Jimenez, Matthieu UL; Papadakis, Mike UL; Bissyande, Tegawendé François D Assise UL et al

in 2016 IEEE International Conference on Software Quality, Reliability and Security (QRS 2016) (2016, August)

In widely used mobile operating systems a single vulnerability can threaten the security and privacy of billions of users. Therefore, identifying vulnerabilities and fortifying software systems requires ... [more ▼]

In widely used mobile operating systems a single vulnerability can threaten the security and privacy of billions of users. Therefore, identifying vulnerabilities and fortifying software systems requires constant attention and effort.
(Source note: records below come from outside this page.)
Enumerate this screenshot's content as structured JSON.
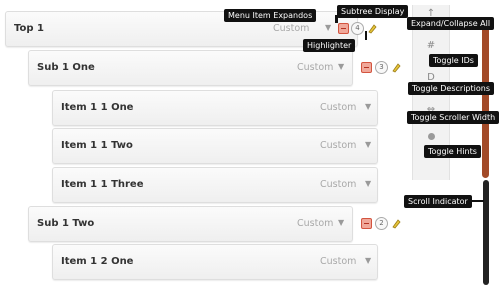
{
  "items": [
    {
      "title": "Top 1",
      "type": "Custom"
    },
    {
      "title": "Sub 1 One",
      "type": "Custom"
    },
    {
      "title": "Item 1 1 One",
      "type": "Custom"
    },
    {
      "title": "Item 1 1 Two",
      "type": "Custom"
    },
    {
      "title": "Item 1 1 Three",
      "type": "Custom"
    },
    {
      "title": "Sub 1 Two",
      "type": "Custom"
    },
    {
      "title": "Item 1 2 One",
      "type": "Custom"
    }
  ],
  "counts": {
    "top1": "4",
    "sub1one": "3",
    "sub1two": "2"
  },
  "callouts": {
    "menu_item_expandos": "Menu Item Expandos",
    "subtree_display": "Subtree Display",
    "highlighter": "Highlighter",
    "expand_collapse_all": "Expand/Collapse All",
    "toggle_ids": "Toggle IDs",
    "toggle_descriptions": "Toggle Descriptions",
    "toggle_scroller_width": "Toggle Scroller Width",
    "toggle_hints": "Toggle Hints",
    "scroll_indicator": "Scroll Indicator"
  },
  "rail_glyphs": {
    "expand": "↑",
    "ids": "#",
    "descriptions": "D",
    "scroller_width": "⇔"
  },
  "colors": {
    "expando": "#f0a89a",
    "scroll_active": "#a24a28",
    "scroll_track": "#222222"
  }
}
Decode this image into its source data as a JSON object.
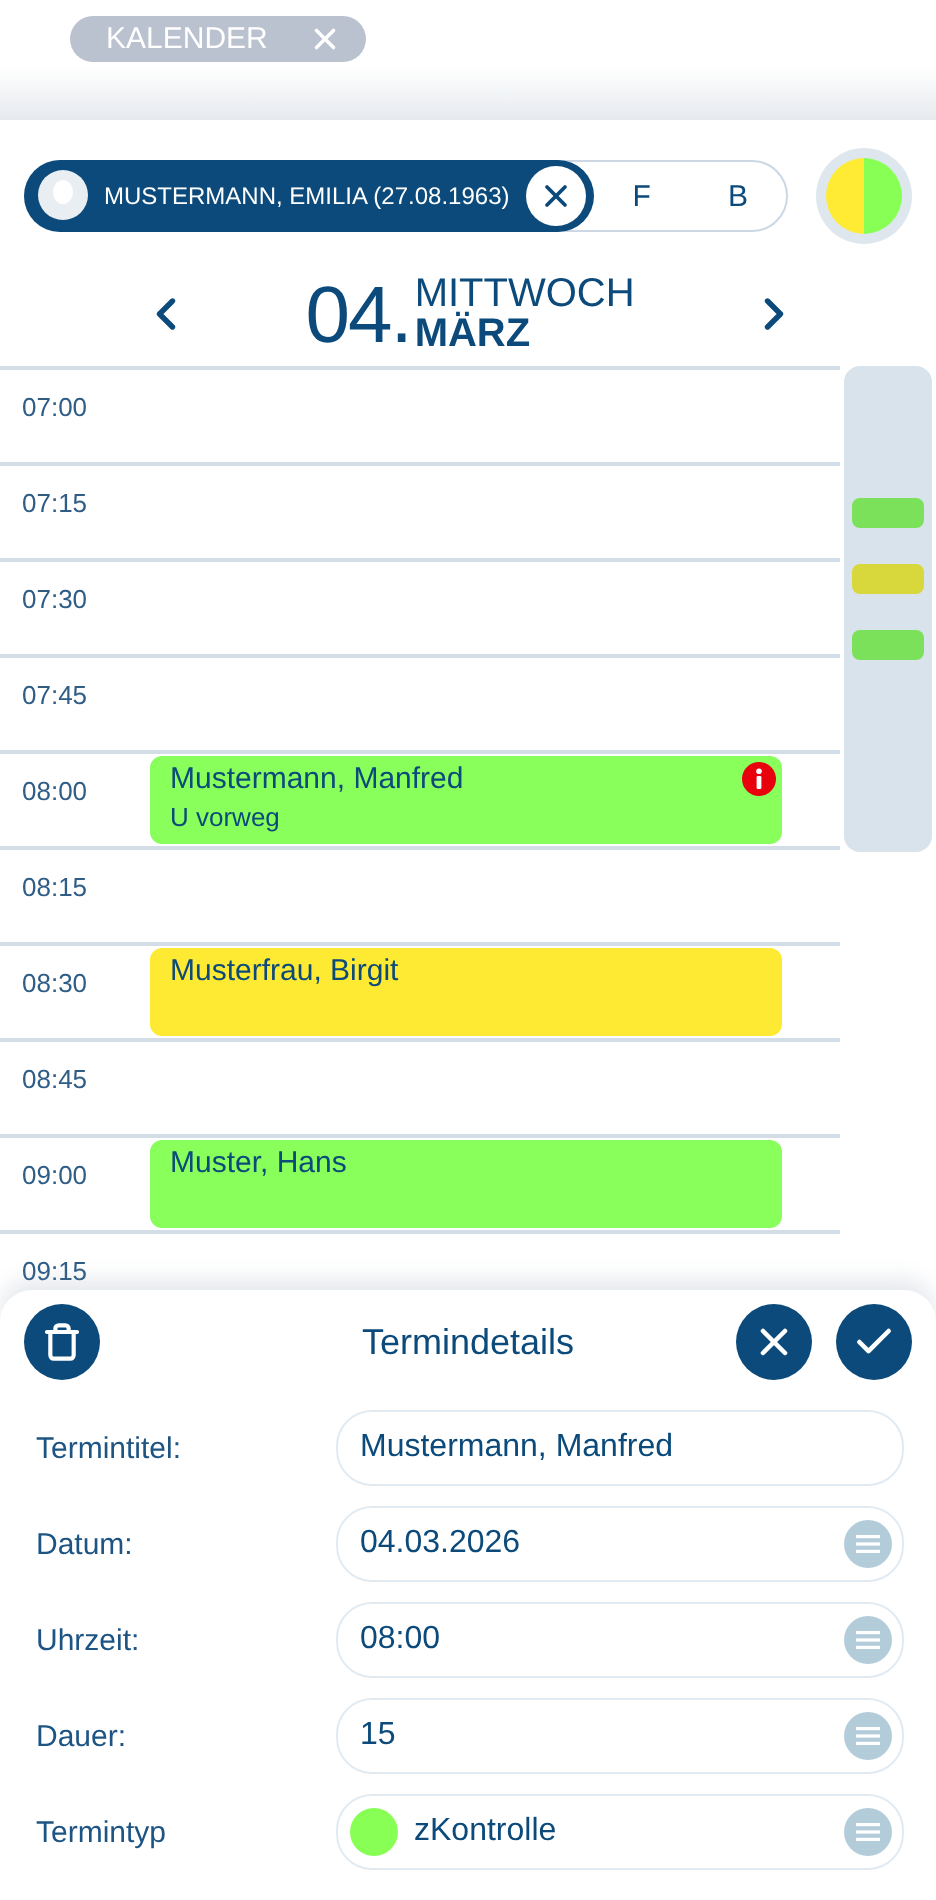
{
  "tab": {
    "label": "KALENDER"
  },
  "patient": {
    "name": "MUSTERMANN, EMILIA (27.08.1963)",
    "options": [
      "F",
      "B"
    ]
  },
  "status_halves": [
    {
      "color": "#ffeb33"
    },
    {
      "color": "#88ff55"
    }
  ],
  "date": {
    "day": "04.",
    "weekday": "MITTWOCH",
    "month": "MÄRZ"
  },
  "slots": [
    {
      "time": "07:00"
    },
    {
      "time": "07:15"
    },
    {
      "time": "07:30"
    },
    {
      "time": "07:45"
    },
    {
      "time": "08:00",
      "event": {
        "title": "Mustermann, Manfred",
        "note": "U vorweg",
        "color": "#88ff5a",
        "info": true
      }
    },
    {
      "time": "08:15"
    },
    {
      "time": "08:30",
      "event": {
        "title": "Musterfrau, Birgit",
        "color": "#ffea33",
        "info": false
      }
    },
    {
      "time": "08:45"
    },
    {
      "time": "09:00",
      "event": {
        "title": "Muster, Hans",
        "color": "#88ff5a",
        "info": false
      }
    },
    {
      "time": "09:15"
    }
  ],
  "overview_markers": [
    {
      "color": "#7ce15a"
    },
    {
      "color": "#d8d83c"
    },
    {
      "color": "#7ce15a"
    }
  ],
  "details": {
    "title": "Termindetails",
    "fields": [
      {
        "label": "Termintitel:",
        "value": "Mustermann, Manfred",
        "kind": "text"
      },
      {
        "label": "Datum:",
        "value": "04.03.2026",
        "kind": "picker"
      },
      {
        "label": "Uhrzeit:",
        "value": "08:00",
        "kind": "picker"
      },
      {
        "label": "Dauer:",
        "value": "15",
        "kind": "picker"
      },
      {
        "label": "Termintyp",
        "value": "zKontrolle",
        "kind": "picker",
        "color": "#88ff55"
      }
    ]
  }
}
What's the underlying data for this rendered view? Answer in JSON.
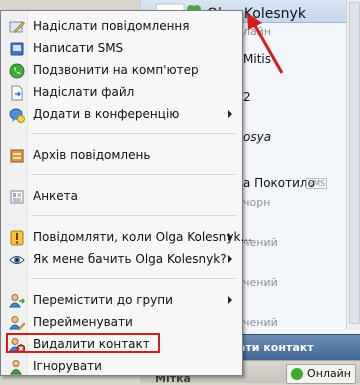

However, this is costly and it is almost impossible to analyse an entire code base. Thus, it is necessary to prioritize efforts towards the most likely vulnerable areas. A first step in identifying these areas is to profile vulnerabilities based on previously reported ones. To investigate this, we performed a manual analysis of Android vulnerabilities, as reported in the National Vulnerability Database for the period 2008 to 2014. In our analysis, we identified a comprehensive list of issues leading to Android vulnerabilities. We also point out characteristics of the locations where vulnerabilities reside, the complexity of these locations and the complexity to fix the vulnerabilities. To enable future research, we make available all of our data. [less ▲]

Detailed reference viewed: 231 (27 UL)